• _Task prompt_: Within the listing below, tally the lines where the word "problem" appears, and answer with nothing but the tally.

• _Source data_:

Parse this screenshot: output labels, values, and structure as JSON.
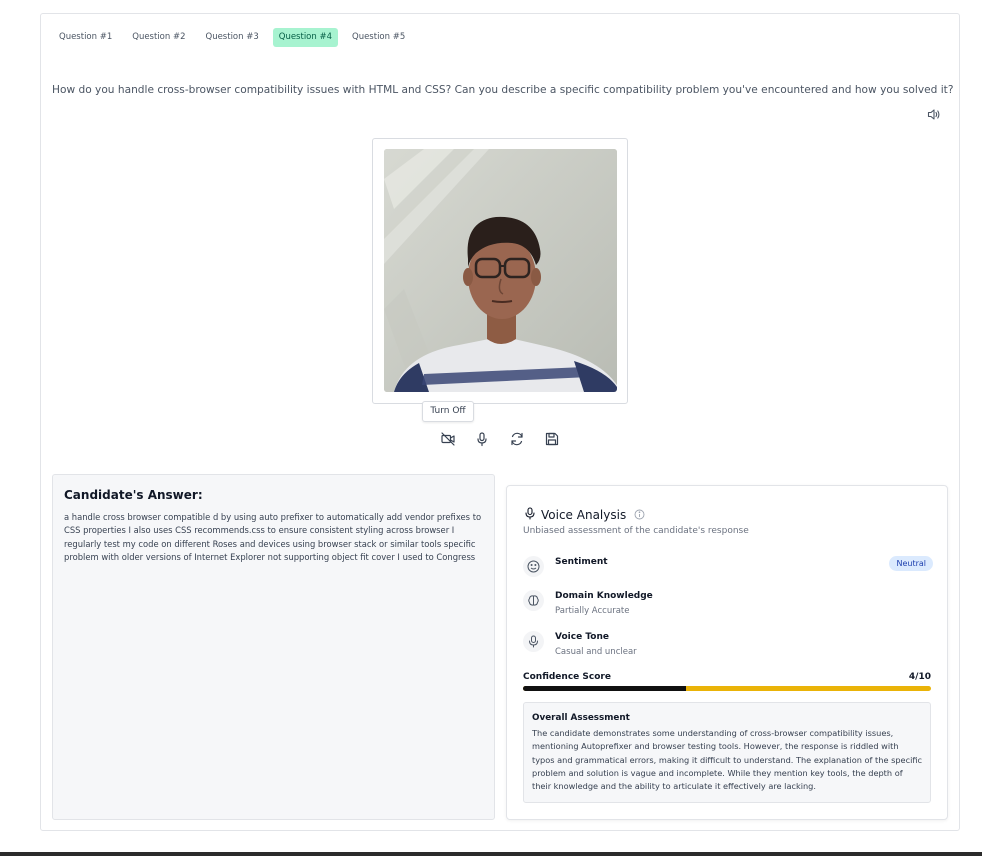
{
  "tabs": [
    {
      "label": "Question #1",
      "active": false
    },
    {
      "label": "Question #2",
      "active": false
    },
    {
      "label": "Question #3",
      "active": false
    },
    {
      "label": "Question #4",
      "active": true
    },
    {
      "label": "Question #5",
      "active": false
    }
  ],
  "question": "How do you handle cross-browser compatibility issues with HTML and CSS? Can you describe a specific compatibility problem you've encountered and how you solved it?",
  "icons": {
    "speaker": "speaker-icon",
    "camera_off": "camera-off-icon",
    "microphone": "microphone-icon",
    "refresh": "refresh-icon",
    "save": "save-icon"
  },
  "video": {
    "tooltip": "Turn Off"
  },
  "answer": {
    "title": "Candidate's Answer:",
    "text": "a handle cross browser compatible d by using auto prefixer to automatically add vendor prefixes to CSS properties I also uses CSS recommends.css to ensure consistent styling across browser I regularly test my code on different Roses and devices using browser stack or similar tools specific problem with older versions of Internet Explorer not supporting object fit cover I used to Congress"
  },
  "voice_analysis": {
    "title": "Voice Analysis",
    "subtitle": "Unbiased assessment of the candidate's response",
    "sentiment": {
      "label": "Sentiment",
      "badge": "Neutral"
    },
    "domain": {
      "label": "Domain Knowledge",
      "value": "Partially Accurate"
    },
    "tone": {
      "label": "Voice Tone",
      "value": "Casual and unclear"
    },
    "confidence": {
      "label": "Confidence Score",
      "value": "4/10",
      "score": 4,
      "max": 10
    },
    "overall": {
      "title": "Overall Assessment",
      "text": "The candidate demonstrates some understanding of cross-browser compatibility issues, mentioning Autoprefixer and browser testing tools. However, the response is riddled with typos and grammatical errors, making it difficult to understand. The explanation of the specific problem and solution is vague and incomplete. While they mention key tools, the depth of their knowledge and the ability to articulate it effectively are lacking."
    }
  },
  "colors": {
    "tab_active_bg": "#a7f3d0",
    "badge_bg": "#dbeafe",
    "confidence_track": "#eab308",
    "confidence_fill": "#111111"
  }
}
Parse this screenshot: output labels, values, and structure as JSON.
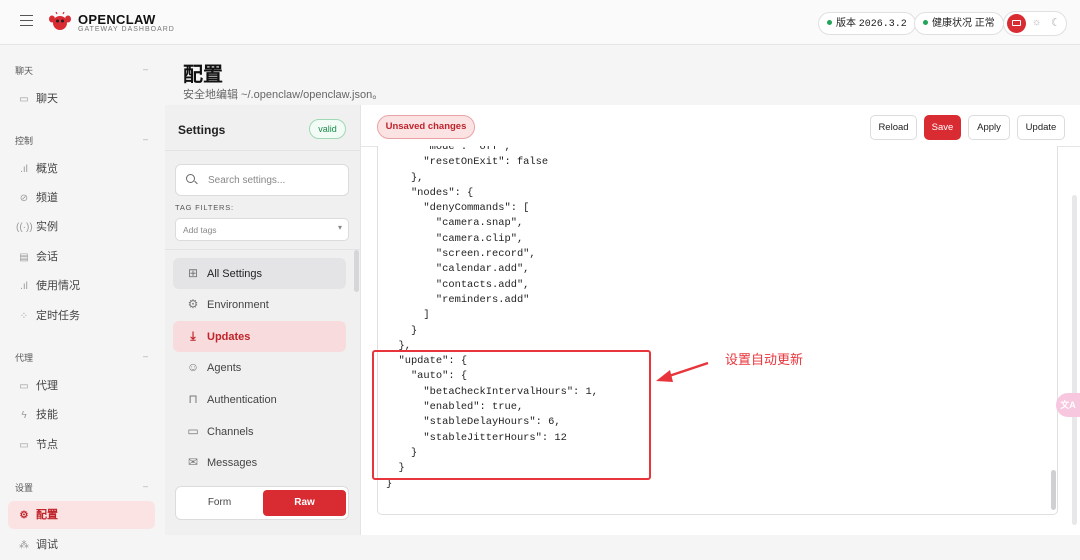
{
  "header": {
    "brand": "OPENCLAW",
    "brand_sub": "GATEWAY DASHBOARD",
    "version_label": "版本",
    "version_value": "2026.3.2",
    "health_label": "健康状况",
    "health_value": "正常"
  },
  "sidebar": {
    "sections": [
      {
        "label": "聊天",
        "collapse": "–"
      },
      {
        "label": "控制",
        "collapse": "–"
      },
      {
        "label": "代理",
        "collapse": "–"
      },
      {
        "label": "设置",
        "collapse": "–"
      }
    ],
    "items": [
      {
        "label": "聊天",
        "icon": "chat-icon"
      },
      {
        "label": "概览",
        "icon": "bar-chart-icon"
      },
      {
        "label": "频道",
        "icon": "link-icon"
      },
      {
        "label": "实例",
        "icon": "radio-icon"
      },
      {
        "label": "会话",
        "icon": "document-icon"
      },
      {
        "label": "使用情况",
        "icon": "bar-chart-icon"
      },
      {
        "label": "定时任务",
        "icon": "loader-icon"
      },
      {
        "label": "代理",
        "icon": "folder-icon"
      },
      {
        "label": "技能",
        "icon": "bolt-icon"
      },
      {
        "label": "节点",
        "icon": "monitor-icon"
      },
      {
        "label": "配置",
        "icon": "gear-icon"
      },
      {
        "label": "调试",
        "icon": "bug-icon"
      }
    ],
    "active": "配置"
  },
  "page": {
    "title": "配置",
    "subtitle": "安全地编辑 ~/.openclaw/openclaw.json。"
  },
  "settings_pane": {
    "title": "Settings",
    "status": "valid",
    "search_placeholder": "Search settings...",
    "tag_filters_label": "TAG FILTERS:",
    "tags_placeholder": "Add tags",
    "items": [
      {
        "label": "All Settings",
        "icon": "grid-icon"
      },
      {
        "label": "Environment",
        "icon": "gear-icon"
      },
      {
        "label": "Updates",
        "icon": "download-icon"
      },
      {
        "label": "Agents",
        "icon": "robot-icon"
      },
      {
        "label": "Authentication",
        "icon": "lock-icon"
      },
      {
        "label": "Channels",
        "icon": "chat-icon"
      },
      {
        "label": "Messages",
        "icon": "mail-icon"
      }
    ],
    "mode_form": "Form",
    "mode_raw": "Raw"
  },
  "toolbar": {
    "unsaved": "Unsaved changes",
    "reload": "Reload",
    "save": "Save",
    "apply": "Apply",
    "update": "Update"
  },
  "editor": {
    "lines": [
      "      \"mode\": \"off\",",
      "      \"resetOnExit\": false",
      "    },",
      "    \"nodes\": {",
      "      \"denyCommands\": [",
      "        \"camera.snap\",",
      "        \"camera.clip\",",
      "        \"screen.record\",",
      "        \"calendar.add\",",
      "        \"contacts.add\",",
      "        \"reminders.add\"",
      "      ]",
      "    }",
      "  },",
      "  \"update\": {",
      "    \"auto\": {",
      "      \"betaCheckIntervalHours\": 1,",
      "      \"enabled\": true,",
      "      \"stableDelayHours\": 6,",
      "      \"stableJitterHours\": 12",
      "    }",
      "  }",
      "}"
    ]
  },
  "annotation": {
    "text": "设置自动更新",
    "color": "#e8343b"
  },
  "colors": {
    "accent": "#d92b32",
    "accent_soft": "#fbe3e4",
    "valid_green": "#1a8a4a"
  }
}
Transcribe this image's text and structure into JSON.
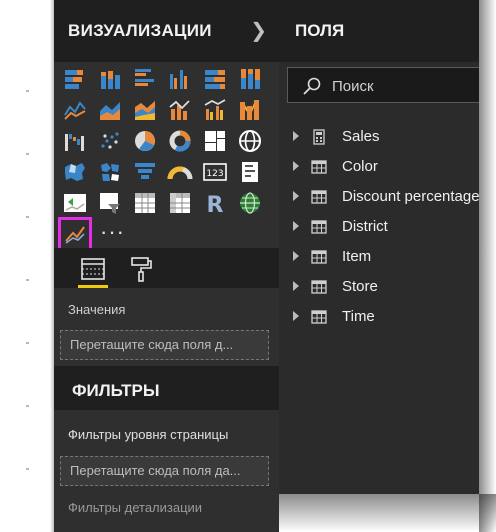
{
  "visualizations": {
    "title": "ВИЗУАЛИЗАЦИИ",
    "collapse_icon": "chevron-right-icon",
    "selected_visual": "line-and-column-chart-icon",
    "more_label": "···",
    "tabs": [
      "fields-tab-icon",
      "format-paint-roller-icon"
    ],
    "values_label": "Значения",
    "values_placeholder": "Перетащите сюда поля д..."
  },
  "filters": {
    "title": "ФИЛЬТРЫ",
    "page_level_label": "Фильтры уровня страницы",
    "page_level_placeholder": "Перетащите сюда поля да...",
    "drillthrough_label": "Фильтры детализации"
  },
  "fields": {
    "title": "ПОЛЯ",
    "search_placeholder": "Поиск",
    "items": [
      {
        "label": "Sales",
        "icon": "calculator-icon"
      },
      {
        "label": "Color",
        "icon": "table-icon"
      },
      {
        "label": "Discount percentage",
        "icon": "table-icon"
      },
      {
        "label": "District",
        "icon": "table-icon"
      },
      {
        "label": "Item",
        "icon": "table-icon"
      },
      {
        "label": "Store",
        "icon": "table-icon"
      },
      {
        "label": "Time",
        "icon": "table-icon"
      }
    ]
  },
  "colors": {
    "accent_yellow": "#f2c811",
    "selection_magenta": "#e62ee6",
    "pane_dark": "#2f2f2f",
    "header_dark": "#1f1f1f"
  }
}
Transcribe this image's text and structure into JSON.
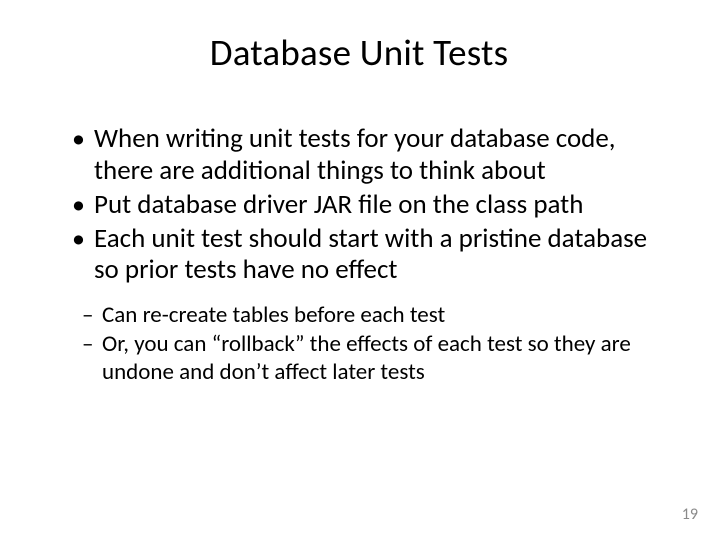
{
  "title": "Database Unit Tests",
  "bullets": [
    "When writing unit tests for your database code, there are additional things to think about",
    "Put database driver JAR file on the class path",
    "Each unit test should start with a pristine database so prior tests have no effect"
  ],
  "sub": [
    "Can re-create tables before each test",
    "Or, you can “rollback” the effects of each test so they are undone and don’t affect later tests"
  ],
  "page": "19"
}
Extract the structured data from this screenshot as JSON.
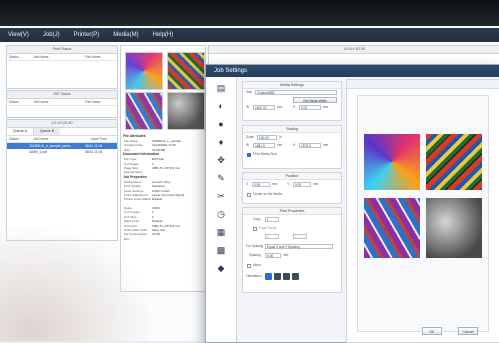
{
  "menu": [
    "View(V)",
    "Job(J)",
    "Printer(P)",
    "Media(M)",
    "Help(H)"
  ],
  "left": {
    "print_status": "Print Status",
    "rip_status": "RIP Status",
    "status_hdr": [
      "Status",
      "Job Name",
      "File Name"
    ],
    "printer_name": "UJ LH VD 80",
    "queues": [
      "Queue A",
      "Queue B"
    ],
    "list_hdr": [
      "Status",
      "Job Name",
      "Input Time"
    ],
    "jobs": [
      {
        "name": "2018MUA_h_sample_parts...",
        "time": "08/11 11:04"
      },
      {
        "name": "3d4fb_1.pdf",
        "time": "08/11 11:04"
      }
    ]
  },
  "middle": {
    "file_attr": "File Attributes",
    "file_rows": [
      [
        "File Name",
        "2018MUA_h_sample..."
      ],
      [
        "Creation Date",
        "11/19/2018 13:15"
      ],
      [
        "Size",
        "21.98 MB"
      ]
    ],
    "doc_info": "Document Information",
    "doc_rows": [
      [
        "File Type",
        "EPS File"
      ],
      [
        "# of Pages",
        "1"
      ],
      [
        "Page Size",
        "1881.5 x 1578.9 mm"
      ],
      [
        "Special Items",
        ""
      ]
    ],
    "job_props": "Job Properties",
    "job_rows": [
      [
        "Media Name",
        "Generic Vinyl"
      ],
      [
        "Print Quality",
        "Standard"
      ],
      [
        "Color Settings",
        "KCMY-Lc/Lm"
      ],
      [
        "Color Adjustment",
        "Linear (No Color Mgmt)"
      ],
      [
        "Printer Color Match",
        "Disable"
      ],
      [
        "",
        ""
      ],
      [
        "Scale",
        "100%"
      ],
      [
        "# of Copies",
        "1"
      ],
      [
        "# of Tiles",
        "1"
      ],
      [
        "Mark Color",
        "Disable"
      ],
      [
        "Print Size",
        "1881.5 x 1578.9 mm"
      ],
      [
        "Action After Print",
        "Save Job"
      ],
      [
        "Ink Consumption Est...",
        "18.48"
      ]
    ]
  },
  "right_title": "UJ LH VD 80",
  "dialog": {
    "title": "Job Settings",
    "media": {
      "title": "Media Settings",
      "size_label": "Size",
      "size_value": "Custom8552",
      "get_width": "Get Media Width",
      "w_label": "W",
      "w_value": "1600.00",
      "h_label": "H",
      "h_value": "0.00",
      "unit": "mm"
    },
    "scaling": {
      "title": "Scaling",
      "scale_label": "Scale",
      "scale_value": "100.00",
      "pct": "%",
      "w_value": "1881.5",
      "h_value": "1578.9",
      "fit": "Fit to Media Size"
    },
    "position": {
      "title": "Position",
      "x_value": "0.00",
      "y_value": "0.00",
      "center": "Center on the Media"
    },
    "print_props": {
      "title": "Print Properties",
      "copy_label": "Copy",
      "copy_value": "1",
      "page_range": "Page Range",
      "from_value": "1",
      "to_value": "1",
      "spacing_mode_label": "For Spacing",
      "spacing_mode": "Equal X and Y Spacing",
      "spacing_label": "Spacing",
      "spacing_value": "0.00",
      "mirror": "Mirror",
      "orientation": "Orientation"
    },
    "ok": "OK",
    "cancel": "Cancel"
  },
  "colors": {
    "menubar": "#22303f",
    "titlebar": "#253e5c",
    "selection": "#3e7ad6"
  }
}
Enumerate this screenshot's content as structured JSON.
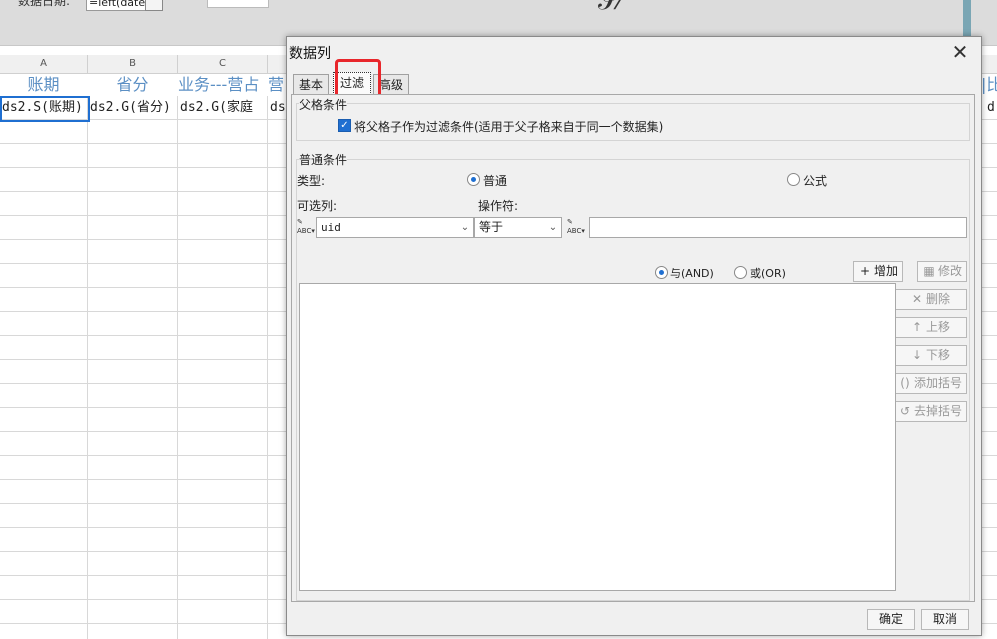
{
  "background": {
    "date_label": "数据日期:",
    "date_value": "=left(date",
    "col_letters": [
      "A",
      "B",
      "C"
    ],
    "headers": [
      "账期",
      "省分",
      "业务---营占",
      "营占比-"
    ],
    "cells": [
      "ds2.S(账期)",
      "ds2.G(省分)",
      "ds2.G(家庭",
      "ds"
    ],
    "right_headers": [
      "|",
      "|比"
    ],
    "right_cell": "d"
  },
  "dialog": {
    "title": "数据列",
    "close_glyph": "✕",
    "tabs": [
      "基本",
      "过滤",
      "高级"
    ],
    "active_tab": "过滤",
    "parent_section": {
      "legend": "父格条件",
      "checkbox_label": "将父格子作为过滤条件(适用于父子格来自于同一个数据集)",
      "checked": true
    },
    "normal_section": {
      "legend": "普通条件",
      "type_label": "类型:",
      "type_options": [
        "普通",
        "公式"
      ],
      "type_selected": "普通",
      "column_label": "可选列:",
      "operator_label": "操作符:",
      "column_value": "uid",
      "operator_value": "等于",
      "value_input": "",
      "logic_options": [
        "与(AND)",
        "或(OR)"
      ],
      "logic_selected": "与(AND)",
      "add_button": "增加",
      "modify_button": "修改",
      "side_buttons": [
        "删除",
        "上移",
        "下移",
        "添加括号",
        "去掉括号"
      ]
    },
    "ok_button": "确定",
    "cancel_button": "取消"
  },
  "colors": {
    "accent": "#1f6fd1",
    "highlight": "#e8262b",
    "header_text": "#5b8fc4"
  }
}
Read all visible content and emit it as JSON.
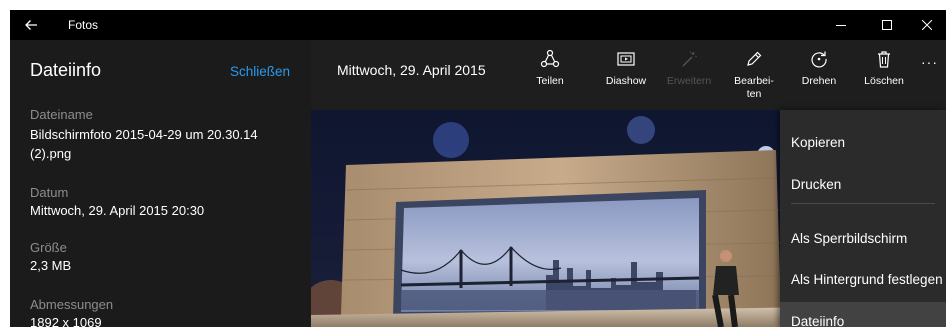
{
  "titlebar": {
    "app_name": "Fotos",
    "back_icon": "arrow-left-icon"
  },
  "info_panel": {
    "title": "Dateiinfo",
    "close_label": "Schließen",
    "fields": [
      {
        "label": "Dateiname",
        "value": "Bildschirmfoto 2015-04-29 um 20.30.14 (2).png"
      },
      {
        "label": "Datum",
        "value": "Mittwoch, 29. April 2015 20:30"
      },
      {
        "label": "Größe",
        "value": "2,3 MB"
      },
      {
        "label": "Abmessungen",
        "value": "1892 x 1069"
      }
    ]
  },
  "toolbar": {
    "date": "Mittwoch, 29. April 2015",
    "share": "Teilen",
    "slideshow": "Diashow",
    "enhance": "Erweitern",
    "edit_line1": "Bearbei-",
    "edit_line2": "ten",
    "rotate": "Drehen",
    "delete": "Löschen",
    "more": "···"
  },
  "menu": {
    "items": [
      {
        "label": "Kopieren"
      },
      {
        "label": "Drucken"
      },
      {
        "label": "Als Sperrbildschirm"
      },
      {
        "label": "Als Hintergrund festlegen"
      },
      {
        "label": "Dateiinfo"
      }
    ],
    "active_item": "Dateiinfo"
  },
  "colors": {
    "link": "#2a9bea",
    "panel_bg": "#1b1b1b",
    "toolbar_bg": "#1e1e1e",
    "menu_bg": "#2b2b2b",
    "menu_active_bg": "#424242"
  }
}
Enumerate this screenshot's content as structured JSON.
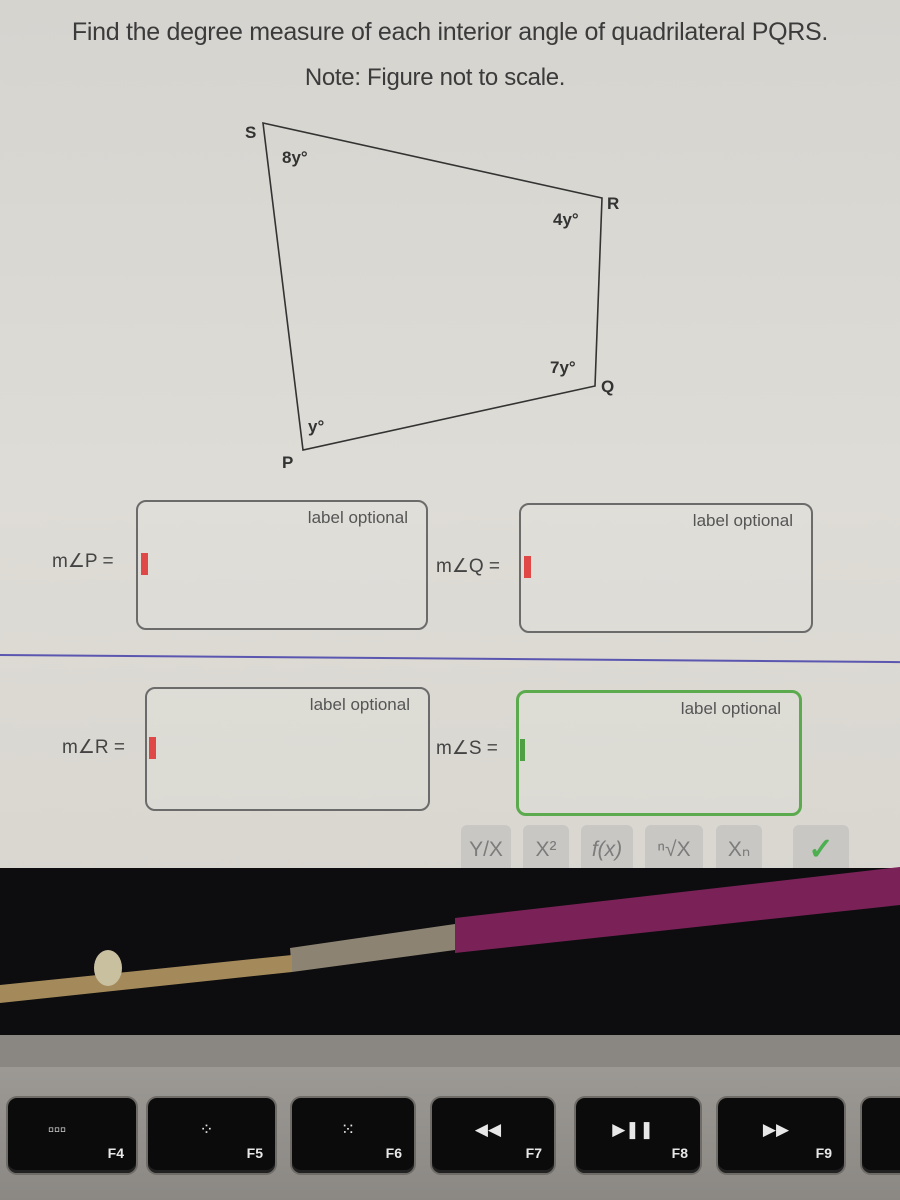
{
  "question": {
    "prompt": "Find the degree measure of each interior angle of quadrilateral PQRS.",
    "note": "Note: Figure not to scale."
  },
  "figure": {
    "vertices": [
      {
        "name": "S",
        "angle_label": "8y°"
      },
      {
        "name": "R",
        "angle_label": "4y°"
      },
      {
        "name": "Q",
        "angle_label": "7y°"
      },
      {
        "name": "P",
        "angle_label": "y°"
      }
    ]
  },
  "answers": [
    {
      "id": "P",
      "label": "m∠P =",
      "placeholder": "label optional",
      "value": "",
      "state": "empty"
    },
    {
      "id": "Q",
      "label": "m∠Q =",
      "placeholder": "label optional",
      "value": "",
      "state": "empty"
    },
    {
      "id": "R",
      "label": "m∠R =",
      "placeholder": "label optional",
      "value": "",
      "state": "empty"
    },
    {
      "id": "S",
      "label": "m∠S =",
      "placeholder": "label optional",
      "value": "",
      "state": "focused"
    }
  ],
  "math_toolbar": {
    "buttons": [
      {
        "id": "fraction",
        "label": "Y/X"
      },
      {
        "id": "power",
        "label": "X²"
      },
      {
        "id": "function",
        "label": "f(x)"
      },
      {
        "id": "root",
        "label": "ⁿ√X"
      },
      {
        "id": "subscript",
        "label": "Xₙ"
      },
      {
        "id": "submit",
        "label": "✓"
      }
    ]
  },
  "keyboard": {
    "keys": [
      {
        "fn": "F4",
        "icon": "launchpad-icon",
        "glyph": "▫▫▫"
      },
      {
        "fn": "F5",
        "icon": "keyboard-brightness-down-icon",
        "glyph": "⁘"
      },
      {
        "fn": "F6",
        "icon": "keyboard-brightness-up-icon",
        "glyph": "⁙"
      },
      {
        "fn": "F7",
        "icon": "rewind-icon",
        "glyph": "◀◀"
      },
      {
        "fn": "F8",
        "icon": "play-pause-icon",
        "glyph": "▶❚❚"
      },
      {
        "fn": "F9",
        "icon": "fast-forward-icon",
        "glyph": "▶▶"
      }
    ]
  },
  "colors": {
    "cursor_empty": "#e04848",
    "active_border": "#5bab4e",
    "divider": "#5b56b0",
    "checkmark": "#4caf50"
  }
}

• _Task output_: 3